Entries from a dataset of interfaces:

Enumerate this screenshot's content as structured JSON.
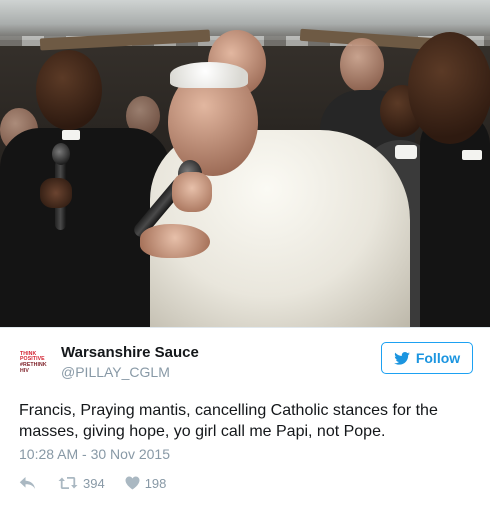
{
  "tweet": {
    "display_name": "Warsanshire Sauce",
    "handle": "@PILLAY_CGLM",
    "avatar_lines": [
      "THINK",
      "POSITIVE",
      "#RETHINK",
      "HIV"
    ],
    "follow_label": "Follow",
    "text": "Francis, Praying mantis, cancelling Catholic stances for the masses, giving hope, yo girl call me Papi, not Pope.",
    "timestamp": "10:28 AM - 30 Nov 2015",
    "retweet_count": "394",
    "like_count": "198"
  },
  "icons": {
    "follow": "twitter-bird-icon",
    "reply": "reply-arrow-icon",
    "retweet": "retweet-icon",
    "like": "heart-icon"
  },
  "colors": {
    "accent": "#1da1f2",
    "text": "#14171a",
    "muted": "#8899a6"
  }
}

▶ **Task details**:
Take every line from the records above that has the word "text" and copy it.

▶ **Written answer**:
    "text": "Francis, Praying mantis, cancelling Catholic stances for the masses, giving hope, yo girl call me Papi, not Pope.",
    "text": "#14171a",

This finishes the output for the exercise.